“Brian certainly excels in his role as an undergraduate researcher,” said Lenore L. Dai, chair of the Department of Chemical Engineering. “I have never met any undergraduate who is so talented, innovative and outstanding in research since I became a faculty member in 2002.”

Kenney’s research is focused on making solar cells cheaper to produce, by trying to create new dyes and polymers for cell production that are as efficient as silicon-based solar cells. Along with several ASU professors, he is part of a team that wants to convert sunlight into electricity and fuel, and to make using organic solar cells as cheap as burning fossil fuels.

Kenney also was chosen for a 10-week NSF-funded Research Experiences for Undergraduates program at Carnegie Mellon University last summer, and this summer he will go to Caltech to do nuclear magnetic resonance spectroscopy.

“Michael is interested in and has ability in a variety of areas of science, which will allow him to tackle important technological problems in society which can only be solved via a multidisciplinary approach,” said Devens Gust, Foundation Professor of Chemistry. “Finding a student with such a breadth of interest and ability at such an early stage of development is unusual.”

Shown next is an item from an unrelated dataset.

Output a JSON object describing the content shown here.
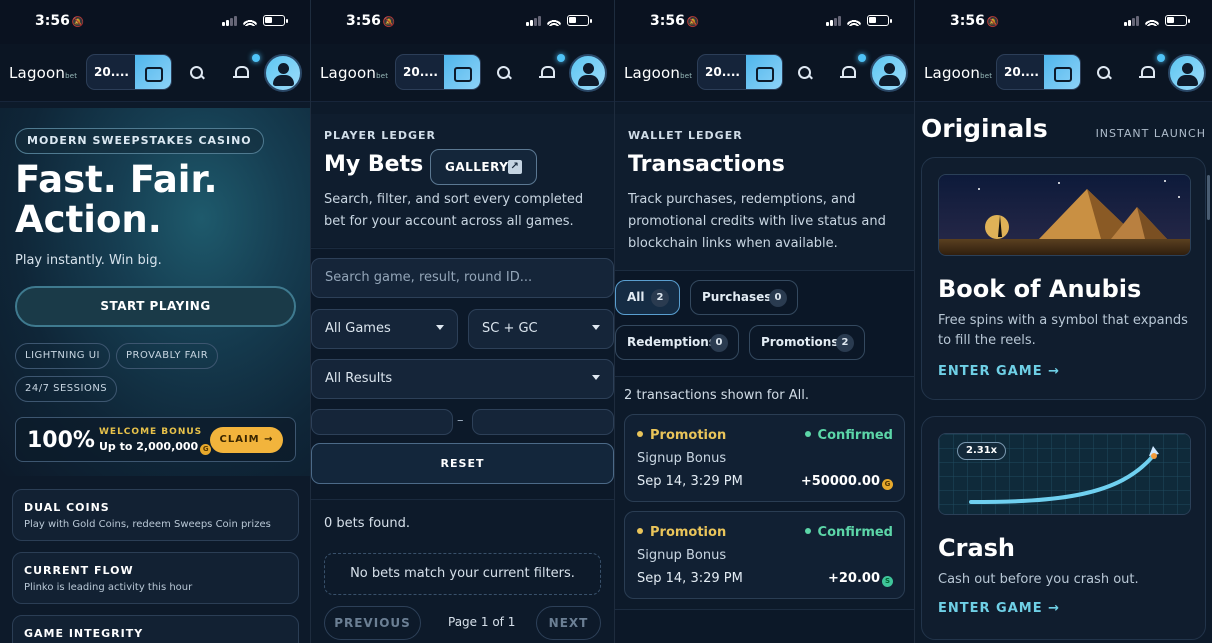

Kenney also acts as a mentor to an Obama Scholar, a freshman chemistry student who is the first person in his family to attend college.

This year 275 Goldwater Scholars were selected on the basis of academic merit from a field of 1,095 mathematics, science, and engineering students nominated by the faculties of colleges and universities nationwide.